- **ASSIGNMENT**
Reproduce the lines of the material exactly, excluding every image.

____ EXTRACTED DATA

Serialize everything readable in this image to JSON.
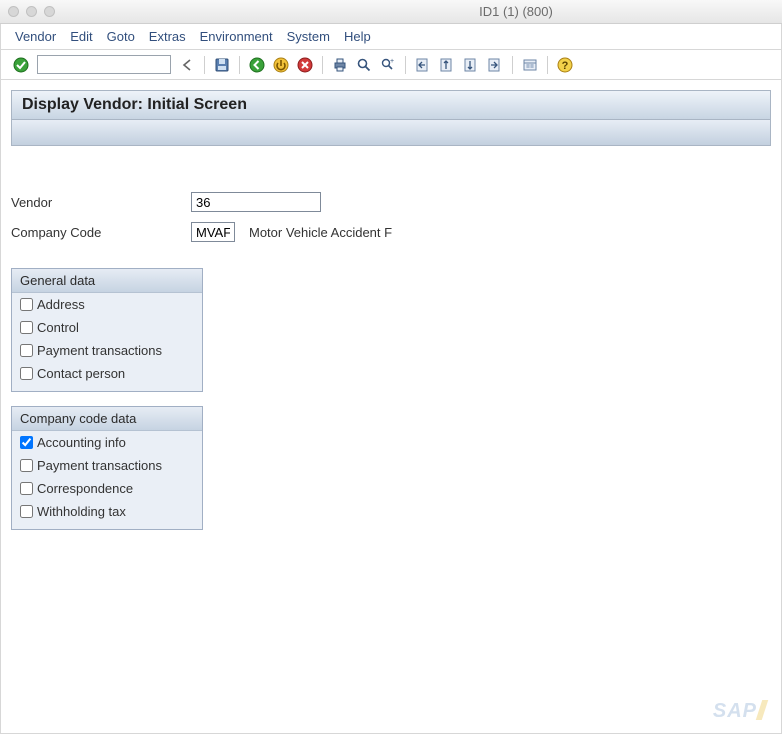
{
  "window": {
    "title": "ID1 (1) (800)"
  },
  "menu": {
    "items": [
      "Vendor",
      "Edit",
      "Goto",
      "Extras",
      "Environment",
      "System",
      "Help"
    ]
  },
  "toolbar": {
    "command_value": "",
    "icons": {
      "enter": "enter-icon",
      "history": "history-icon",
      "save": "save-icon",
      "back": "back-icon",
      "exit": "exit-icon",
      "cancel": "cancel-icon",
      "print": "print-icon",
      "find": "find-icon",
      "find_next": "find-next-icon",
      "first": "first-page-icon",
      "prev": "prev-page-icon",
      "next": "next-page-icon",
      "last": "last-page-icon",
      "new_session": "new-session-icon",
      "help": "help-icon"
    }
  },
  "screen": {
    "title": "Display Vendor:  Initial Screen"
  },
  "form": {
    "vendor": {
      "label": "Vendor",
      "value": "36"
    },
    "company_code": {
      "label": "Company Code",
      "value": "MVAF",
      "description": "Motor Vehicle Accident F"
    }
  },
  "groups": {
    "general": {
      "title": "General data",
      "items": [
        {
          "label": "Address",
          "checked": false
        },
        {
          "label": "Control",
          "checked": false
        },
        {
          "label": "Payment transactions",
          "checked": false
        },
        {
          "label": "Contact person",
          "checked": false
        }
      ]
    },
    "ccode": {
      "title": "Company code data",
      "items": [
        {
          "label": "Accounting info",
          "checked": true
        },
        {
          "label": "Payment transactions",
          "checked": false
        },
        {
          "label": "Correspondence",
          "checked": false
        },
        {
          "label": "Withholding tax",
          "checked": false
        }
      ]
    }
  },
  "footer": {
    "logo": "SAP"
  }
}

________

- **WRITTEN REPLY**
Serialize everything readable in this image to JSON.
{
  "window": {
    "title": "ID1 (1) (800)"
  },
  "menu": {
    "items": [
      "Vendor",
      "Edit",
      "Goto",
      "Extras",
      "Environment",
      "System",
      "Help"
    ]
  },
  "toolbar": {
    "command_value": "",
    "icons": {
      "enter": "enter-icon",
      "history": "history-icon",
      "save": "save-icon",
      "back": "back-icon",
      "exit": "exit-icon",
      "cancel": "cancel-icon",
      "print": "print-icon",
      "find": "find-icon",
      "find_next": "find-next-icon",
      "first": "first-page-icon",
      "prev": "prev-page-icon",
      "next": "next-page-icon",
      "last": "last-page-icon",
      "new_session": "new-session-icon",
      "help": "help-icon"
    }
  },
  "screen": {
    "title": "Display Vendor:  Initial Screen"
  },
  "form": {
    "vendor": {
      "label": "Vendor",
      "value": "36"
    },
    "company_code": {
      "label": "Company Code",
      "value": "MVAF",
      "description": "Motor Vehicle Accident F"
    }
  },
  "groups": {
    "general": {
      "title": "General data",
      "items": [
        {
          "label": "Address",
          "checked": false
        },
        {
          "label": "Control",
          "checked": false
        },
        {
          "label": "Payment transactions",
          "checked": false
        },
        {
          "label": "Contact person",
          "checked": false
        }
      ]
    },
    "ccode": {
      "title": "Company code data",
      "items": [
        {
          "label": "Accounting info",
          "checked": true
        },
        {
          "label": "Payment transactions",
          "checked": false
        },
        {
          "label": "Correspondence",
          "checked": false
        },
        {
          "label": "Withholding tax",
          "checked": false
        }
      ]
    }
  },
  "footer": {
    "logo": "SAP"
  }
}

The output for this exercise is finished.